William Sedgwick (ca. 1609–1664) is variously remembered as a godly clergyman, millenarian prophet, or ranting radical. By showing the continuities as well as divergences between these three “lives,” Richard Thomas Bell explores the relationship between mainstream and radical puritanism. He builds on recent arguments about the fissiparous nature of the puritan community, demonstrating how an individual could move through seemingly conflicting positions, and how this experience of puritanism—although not preconditioning Sedgwick’s politics—underwrote varied and often unexpected responses to political crisis.
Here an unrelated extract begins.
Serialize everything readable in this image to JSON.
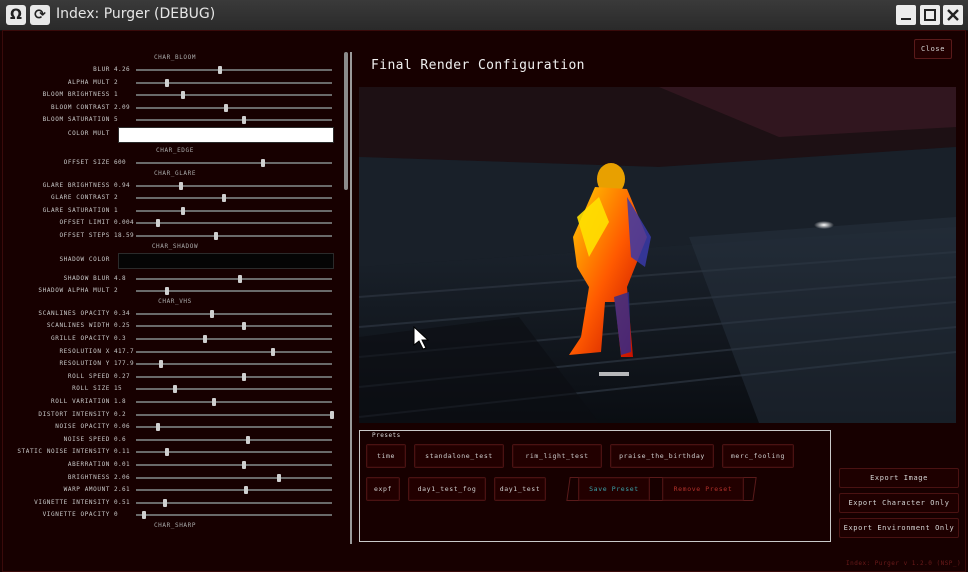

He argues that, although contemporaries perceived and upheld distinctions between mainstream and radical puritanism, these boundaries were not absolute, revealing consistencies, interactions, and distinctions between the two.
|Number of pages||34|
|Journal||Huntington Library Quarterly|
|Publication status||Published - Mar 2018|